Navigating The Document Tree

The DOM consists of nodes connected in a tree structure. Nodes can represent an element, textual content, an attribute, etc. each with distinct properties. But all nodes include common properties related to this tree structure. Among these are properties such as firstChild, previousSibling and parentNode. Using these you can navigate up, down or across the tree to other nodes.

By default, the display starts at the root, that is, the document object. But any object can be specified as the starting node, as described below. The demo also provides some examples.

Using the Utility

The script exists in its own HTML page. It's designed to be opened in a new window from the target page. The reason for this is that loading the script in the same page as the one to be examined would alter the target page's contents, and hence its DOM representation, dramatically.

By launching it in a separate window, the impact on the target page can be kept to a minimum. There are several ways to do this, the easiest being to add a simple link or a JavaScript window.open() call to the target page:

<a href="domviewer.html" target="_blank">launch viewer</a>

Specifying the Starting Object

To start the display at an object other than the document root, you need to set up a couple of JavaScript variables in the target page before launching the viewer. For example:

<p id="myElement">This is a simple paragraph.</p>


  var DOMViewerObj = document.getElementById("myElement")
  var DOMViewerName = null;

The code above uses the built-in getElementById method to gain a reference to the object representing a specific P tag. The DOM viewer will look for a variable called DOMViewerObj in the target page when it is launched. If it's been set, the object that it points to will be used as the starting point for the display. In this case, it will use the P tag.

DOMViewerName is simply a text string you can specify to be used as a name for the object. If set to null, the script will attempt to use the name given by the object's id attribute, if any. So in the above example, it would default to "myElement."

The sample SCRIPT code segments shown in the above examples should be located at the end of the HTML file. This will ensure that the browser has finished loading the page and building the DOM before the code executes.

Interpreting the Results

Within the DOM view, any property that has an object for a value can be dynamically expanded by clicking on the link provided. This includes collections and arrays, which will be enumerated when expanded. Clicking on the object link again collapses the display.

The parent, child and sibling types of properties can be used to navigate through the document tree structure. The display will simply show the corresponding property name appended to the object name. So you might see a display like the following:

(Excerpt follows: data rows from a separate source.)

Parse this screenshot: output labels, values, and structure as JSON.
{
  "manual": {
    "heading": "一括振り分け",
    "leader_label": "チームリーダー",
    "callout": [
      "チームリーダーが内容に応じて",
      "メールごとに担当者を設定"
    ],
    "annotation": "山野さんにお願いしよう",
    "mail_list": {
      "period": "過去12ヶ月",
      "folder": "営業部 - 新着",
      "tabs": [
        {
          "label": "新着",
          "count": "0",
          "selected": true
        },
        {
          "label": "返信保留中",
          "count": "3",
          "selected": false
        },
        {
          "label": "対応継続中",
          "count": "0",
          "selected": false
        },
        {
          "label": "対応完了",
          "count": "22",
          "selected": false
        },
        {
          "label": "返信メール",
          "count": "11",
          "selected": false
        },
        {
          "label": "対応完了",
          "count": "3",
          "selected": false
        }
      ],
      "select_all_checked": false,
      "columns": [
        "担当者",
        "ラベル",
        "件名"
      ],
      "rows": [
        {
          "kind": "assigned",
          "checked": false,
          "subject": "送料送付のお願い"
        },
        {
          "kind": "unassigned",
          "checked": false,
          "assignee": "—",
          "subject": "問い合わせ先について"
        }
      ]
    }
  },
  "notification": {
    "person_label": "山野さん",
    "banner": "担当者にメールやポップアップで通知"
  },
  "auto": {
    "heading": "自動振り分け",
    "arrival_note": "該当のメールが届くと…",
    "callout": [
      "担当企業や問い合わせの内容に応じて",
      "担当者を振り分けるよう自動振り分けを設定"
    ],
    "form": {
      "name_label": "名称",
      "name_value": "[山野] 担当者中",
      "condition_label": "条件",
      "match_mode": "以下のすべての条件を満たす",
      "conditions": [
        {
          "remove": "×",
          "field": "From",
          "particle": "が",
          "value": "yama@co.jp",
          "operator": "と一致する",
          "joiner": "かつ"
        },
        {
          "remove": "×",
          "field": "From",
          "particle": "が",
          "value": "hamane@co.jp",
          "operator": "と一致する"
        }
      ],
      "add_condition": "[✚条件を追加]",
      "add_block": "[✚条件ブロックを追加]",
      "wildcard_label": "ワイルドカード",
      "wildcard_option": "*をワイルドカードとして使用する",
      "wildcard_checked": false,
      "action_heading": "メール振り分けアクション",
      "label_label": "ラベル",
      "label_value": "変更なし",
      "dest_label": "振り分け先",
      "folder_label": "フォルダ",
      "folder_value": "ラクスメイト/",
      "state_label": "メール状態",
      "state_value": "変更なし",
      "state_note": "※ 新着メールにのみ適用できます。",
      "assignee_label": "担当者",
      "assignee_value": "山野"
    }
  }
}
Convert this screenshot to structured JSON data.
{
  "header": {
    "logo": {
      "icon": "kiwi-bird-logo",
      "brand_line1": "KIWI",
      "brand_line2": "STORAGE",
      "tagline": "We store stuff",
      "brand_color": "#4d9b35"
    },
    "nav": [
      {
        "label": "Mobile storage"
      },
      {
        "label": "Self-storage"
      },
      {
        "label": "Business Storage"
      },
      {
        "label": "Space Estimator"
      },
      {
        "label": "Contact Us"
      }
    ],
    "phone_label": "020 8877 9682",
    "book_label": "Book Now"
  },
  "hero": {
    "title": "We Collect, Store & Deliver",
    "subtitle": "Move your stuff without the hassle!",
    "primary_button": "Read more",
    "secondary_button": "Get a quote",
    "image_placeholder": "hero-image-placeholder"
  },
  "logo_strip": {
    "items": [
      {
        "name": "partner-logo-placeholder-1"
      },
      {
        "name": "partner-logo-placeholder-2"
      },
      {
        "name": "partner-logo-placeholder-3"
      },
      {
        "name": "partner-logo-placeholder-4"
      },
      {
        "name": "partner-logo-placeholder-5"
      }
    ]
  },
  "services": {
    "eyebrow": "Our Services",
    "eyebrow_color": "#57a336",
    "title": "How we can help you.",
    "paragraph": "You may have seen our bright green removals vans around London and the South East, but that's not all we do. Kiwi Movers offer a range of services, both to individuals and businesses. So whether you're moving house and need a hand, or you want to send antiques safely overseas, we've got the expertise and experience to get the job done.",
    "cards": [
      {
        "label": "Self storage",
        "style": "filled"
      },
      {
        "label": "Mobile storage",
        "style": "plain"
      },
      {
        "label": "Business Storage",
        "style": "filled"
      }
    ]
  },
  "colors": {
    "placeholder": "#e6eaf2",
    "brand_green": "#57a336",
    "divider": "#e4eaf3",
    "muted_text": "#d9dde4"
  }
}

Obviously, there are easier and better ways to reference most objects other than drilling down from the root when writing JavaScript code. For example, you can set an id attribute on a tag and use the document.getElementById() method to reference it directly:

<p id="myParagraph">Some example text.</p>


var el = document.getElementById("myParagraph");
el.style.color = "#ff0000";
instead of
    = "#ff0000";

This type of direct access is especially useful since any modifications can change the DOM hierarchy, requiring changes to any root-based references.

You should note that the display is a snapshot of the target page. If the contents of the target page change, the display will not accurately reflect those changes until reloaded. Likewise, when expanding an object, the script will show the current state of that object, while the rest of the display will remain unchanged if other objects on the target page have been modified.

Browser Compatibility

Different browsers will show different views. Individual object structures and properties vary from browser to browser, even when a browser supports standards.

In some cases, it may be due to attempts at backward compatibility with earlier versions of the browser. Or a particular standard may not be supported or it is supported but the standard itself is open to interpretation.

The whole point of the utility is to allow you to see the actual DOM structure for a given browser. You can then use this information when writing code for a particular browser or when attempting to account for differences between browsers.